    What you can do: Choose TV programs and computer activities that include songs and rhythms. Encourage your child to sing and dance rather than just watch. Don't be afraid to sing and dance together.

  • I enjoy helping out around the house and doing easy chores.

    What you can do: If you make a habit of covering the TV set or closing the doors to a cabinet where the computer is stored, encourage your child to be a part of that ritual.

  • I know whether I am a boy or a girl. I am learning what boys and girls are supposed to wear and what they are supposed to do.

    What you can do: Avoid TV shows with gender stereotypes that teach your child that an activity is "just for boys" or "just for girls." Tell your child that both girls and boys can be anything they want to be and give specific examples.

  • I like to hear stories that are about me.

    What you can do: If you have made home videos or have a scrapbook or pictures of your child, look at them with him and talk about what happened the day you took the pictures.

  • I spend a lot of time watching what's going on around me.

    What you can do: Turn TV watching into an activity. Ask your child questions about what he sees and hears.

  • If I am around people who seem different from me, I may become curious and ask questions.

    What you can do: Choose TV shows, books and software that expose your child to people of different backgrounds. Talk to him about what makes a culture unique and special.

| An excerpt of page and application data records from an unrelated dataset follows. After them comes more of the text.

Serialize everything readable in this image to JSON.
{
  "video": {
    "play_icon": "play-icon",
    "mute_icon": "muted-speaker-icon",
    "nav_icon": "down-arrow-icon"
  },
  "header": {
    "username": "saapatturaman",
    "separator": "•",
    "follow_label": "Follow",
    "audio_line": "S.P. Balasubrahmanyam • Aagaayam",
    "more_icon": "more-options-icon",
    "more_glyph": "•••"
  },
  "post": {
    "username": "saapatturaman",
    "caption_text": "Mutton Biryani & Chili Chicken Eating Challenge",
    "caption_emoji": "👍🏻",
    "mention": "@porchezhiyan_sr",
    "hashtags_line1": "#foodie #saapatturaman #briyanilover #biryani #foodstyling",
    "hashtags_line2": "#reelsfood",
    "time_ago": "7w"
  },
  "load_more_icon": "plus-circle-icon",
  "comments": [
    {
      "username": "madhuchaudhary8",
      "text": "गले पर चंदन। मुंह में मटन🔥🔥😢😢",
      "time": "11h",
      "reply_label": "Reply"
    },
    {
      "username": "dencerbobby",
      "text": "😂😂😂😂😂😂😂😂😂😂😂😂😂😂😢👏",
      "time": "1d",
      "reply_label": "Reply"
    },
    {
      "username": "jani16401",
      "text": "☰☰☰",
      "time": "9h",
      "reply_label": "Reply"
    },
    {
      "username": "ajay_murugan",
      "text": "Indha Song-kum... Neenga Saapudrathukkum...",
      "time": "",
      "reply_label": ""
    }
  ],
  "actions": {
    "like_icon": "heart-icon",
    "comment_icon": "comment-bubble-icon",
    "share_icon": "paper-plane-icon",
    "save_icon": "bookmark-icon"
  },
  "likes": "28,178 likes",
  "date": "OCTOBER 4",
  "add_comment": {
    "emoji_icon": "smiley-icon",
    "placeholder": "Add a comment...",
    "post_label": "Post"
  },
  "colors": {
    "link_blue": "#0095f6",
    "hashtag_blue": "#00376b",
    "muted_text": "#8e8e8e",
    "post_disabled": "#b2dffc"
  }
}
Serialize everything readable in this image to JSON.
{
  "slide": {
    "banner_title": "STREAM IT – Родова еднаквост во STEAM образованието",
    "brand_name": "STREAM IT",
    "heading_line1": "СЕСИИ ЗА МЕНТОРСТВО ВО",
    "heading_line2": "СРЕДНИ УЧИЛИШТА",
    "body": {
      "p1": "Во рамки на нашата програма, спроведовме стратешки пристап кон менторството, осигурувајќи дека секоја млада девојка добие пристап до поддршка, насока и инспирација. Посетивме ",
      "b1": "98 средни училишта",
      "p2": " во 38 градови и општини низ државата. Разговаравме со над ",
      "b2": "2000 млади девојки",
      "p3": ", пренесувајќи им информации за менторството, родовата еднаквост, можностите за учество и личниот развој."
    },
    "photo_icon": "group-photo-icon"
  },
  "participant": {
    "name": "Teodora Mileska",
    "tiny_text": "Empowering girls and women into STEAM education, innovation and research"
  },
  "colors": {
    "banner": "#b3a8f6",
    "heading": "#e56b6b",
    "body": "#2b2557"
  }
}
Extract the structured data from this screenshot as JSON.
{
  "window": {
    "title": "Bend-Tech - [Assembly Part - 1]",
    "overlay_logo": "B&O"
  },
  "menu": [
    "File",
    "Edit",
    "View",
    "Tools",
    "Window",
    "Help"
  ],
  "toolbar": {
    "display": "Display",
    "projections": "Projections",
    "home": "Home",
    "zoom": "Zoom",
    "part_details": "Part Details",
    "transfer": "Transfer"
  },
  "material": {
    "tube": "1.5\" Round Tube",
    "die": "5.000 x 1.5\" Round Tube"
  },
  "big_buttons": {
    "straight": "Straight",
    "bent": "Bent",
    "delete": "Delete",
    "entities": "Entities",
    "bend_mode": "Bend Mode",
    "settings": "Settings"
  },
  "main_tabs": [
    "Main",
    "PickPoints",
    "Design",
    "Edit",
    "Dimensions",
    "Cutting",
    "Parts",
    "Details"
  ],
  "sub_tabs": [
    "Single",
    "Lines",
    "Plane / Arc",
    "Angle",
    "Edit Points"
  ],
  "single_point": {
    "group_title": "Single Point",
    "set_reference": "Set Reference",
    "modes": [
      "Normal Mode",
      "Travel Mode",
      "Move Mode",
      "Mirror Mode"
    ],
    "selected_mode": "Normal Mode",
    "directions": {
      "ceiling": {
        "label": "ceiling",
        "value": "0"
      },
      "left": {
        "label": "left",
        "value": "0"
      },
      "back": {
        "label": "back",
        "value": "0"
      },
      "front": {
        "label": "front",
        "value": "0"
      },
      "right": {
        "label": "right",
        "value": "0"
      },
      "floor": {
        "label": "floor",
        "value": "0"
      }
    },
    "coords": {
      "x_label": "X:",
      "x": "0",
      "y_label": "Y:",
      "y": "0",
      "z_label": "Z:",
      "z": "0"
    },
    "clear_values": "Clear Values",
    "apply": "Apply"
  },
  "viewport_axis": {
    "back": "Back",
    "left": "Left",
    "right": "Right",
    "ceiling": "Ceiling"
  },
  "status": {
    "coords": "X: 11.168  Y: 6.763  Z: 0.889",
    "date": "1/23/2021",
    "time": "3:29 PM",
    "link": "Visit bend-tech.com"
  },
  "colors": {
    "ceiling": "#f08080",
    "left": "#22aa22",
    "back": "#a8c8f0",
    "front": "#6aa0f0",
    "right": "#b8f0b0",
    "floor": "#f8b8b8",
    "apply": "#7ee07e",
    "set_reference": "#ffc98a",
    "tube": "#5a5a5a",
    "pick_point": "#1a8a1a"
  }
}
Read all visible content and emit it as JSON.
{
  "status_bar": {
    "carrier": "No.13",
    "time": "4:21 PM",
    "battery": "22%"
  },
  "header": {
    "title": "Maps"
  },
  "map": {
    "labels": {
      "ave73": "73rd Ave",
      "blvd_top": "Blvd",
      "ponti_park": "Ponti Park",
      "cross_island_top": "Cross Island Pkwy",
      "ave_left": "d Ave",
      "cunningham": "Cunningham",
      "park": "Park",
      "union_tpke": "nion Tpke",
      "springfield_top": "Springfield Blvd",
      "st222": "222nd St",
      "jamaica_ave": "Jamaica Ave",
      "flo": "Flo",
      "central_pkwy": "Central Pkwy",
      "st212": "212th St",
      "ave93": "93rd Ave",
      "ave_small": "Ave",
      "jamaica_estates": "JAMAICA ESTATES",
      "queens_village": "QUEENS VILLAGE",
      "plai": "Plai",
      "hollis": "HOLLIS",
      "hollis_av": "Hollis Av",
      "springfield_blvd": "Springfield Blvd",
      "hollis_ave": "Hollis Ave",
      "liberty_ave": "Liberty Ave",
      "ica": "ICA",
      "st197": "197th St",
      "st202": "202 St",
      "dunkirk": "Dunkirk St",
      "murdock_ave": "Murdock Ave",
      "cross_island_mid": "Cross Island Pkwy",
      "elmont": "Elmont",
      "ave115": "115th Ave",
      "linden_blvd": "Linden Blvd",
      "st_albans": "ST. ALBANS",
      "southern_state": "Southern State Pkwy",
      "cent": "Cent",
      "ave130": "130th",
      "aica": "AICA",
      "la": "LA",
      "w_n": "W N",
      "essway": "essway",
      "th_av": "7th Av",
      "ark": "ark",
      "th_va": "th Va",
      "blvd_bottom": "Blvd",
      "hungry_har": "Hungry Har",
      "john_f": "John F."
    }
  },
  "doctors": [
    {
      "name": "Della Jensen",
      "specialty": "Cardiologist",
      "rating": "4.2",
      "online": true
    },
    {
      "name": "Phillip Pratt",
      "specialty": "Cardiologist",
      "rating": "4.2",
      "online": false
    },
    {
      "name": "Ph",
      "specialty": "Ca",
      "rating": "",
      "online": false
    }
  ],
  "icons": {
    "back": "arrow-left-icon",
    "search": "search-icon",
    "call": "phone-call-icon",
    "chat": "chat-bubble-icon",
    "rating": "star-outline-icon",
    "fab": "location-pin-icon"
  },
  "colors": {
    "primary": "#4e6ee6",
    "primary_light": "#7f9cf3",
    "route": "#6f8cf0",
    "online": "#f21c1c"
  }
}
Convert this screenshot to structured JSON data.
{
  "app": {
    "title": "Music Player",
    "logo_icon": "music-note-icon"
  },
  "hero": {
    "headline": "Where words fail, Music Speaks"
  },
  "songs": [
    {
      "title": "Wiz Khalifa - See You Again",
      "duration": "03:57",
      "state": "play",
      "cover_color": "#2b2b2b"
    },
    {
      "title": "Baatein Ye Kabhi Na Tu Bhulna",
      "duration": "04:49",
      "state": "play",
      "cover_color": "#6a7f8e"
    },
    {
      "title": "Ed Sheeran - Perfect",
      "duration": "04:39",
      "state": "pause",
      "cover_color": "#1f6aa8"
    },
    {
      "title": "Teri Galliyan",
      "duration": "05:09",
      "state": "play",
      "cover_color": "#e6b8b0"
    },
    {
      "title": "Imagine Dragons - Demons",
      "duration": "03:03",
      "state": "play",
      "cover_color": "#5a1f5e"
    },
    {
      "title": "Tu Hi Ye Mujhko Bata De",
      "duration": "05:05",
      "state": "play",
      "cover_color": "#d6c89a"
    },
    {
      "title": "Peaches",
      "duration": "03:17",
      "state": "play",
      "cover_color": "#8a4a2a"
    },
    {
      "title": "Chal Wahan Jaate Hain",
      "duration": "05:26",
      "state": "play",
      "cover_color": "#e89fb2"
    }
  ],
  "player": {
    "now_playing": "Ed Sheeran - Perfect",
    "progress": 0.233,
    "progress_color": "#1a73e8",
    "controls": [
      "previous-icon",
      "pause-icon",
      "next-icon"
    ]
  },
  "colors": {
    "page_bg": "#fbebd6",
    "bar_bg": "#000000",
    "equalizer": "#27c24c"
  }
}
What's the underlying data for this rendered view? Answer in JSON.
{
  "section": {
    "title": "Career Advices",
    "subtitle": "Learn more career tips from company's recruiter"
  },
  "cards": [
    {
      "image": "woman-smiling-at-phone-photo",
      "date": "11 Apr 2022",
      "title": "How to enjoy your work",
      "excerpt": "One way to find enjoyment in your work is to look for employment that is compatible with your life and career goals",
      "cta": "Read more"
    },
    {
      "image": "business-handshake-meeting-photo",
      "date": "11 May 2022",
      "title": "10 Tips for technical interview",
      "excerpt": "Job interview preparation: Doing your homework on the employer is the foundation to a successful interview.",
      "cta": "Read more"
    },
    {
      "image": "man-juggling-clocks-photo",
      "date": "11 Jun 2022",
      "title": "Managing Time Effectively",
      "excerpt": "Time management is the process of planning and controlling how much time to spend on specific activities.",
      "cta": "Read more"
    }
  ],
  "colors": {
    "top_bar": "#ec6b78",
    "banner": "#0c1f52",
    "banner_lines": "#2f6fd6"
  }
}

 Children and Media









Designed and Powered by HBJamaica.com™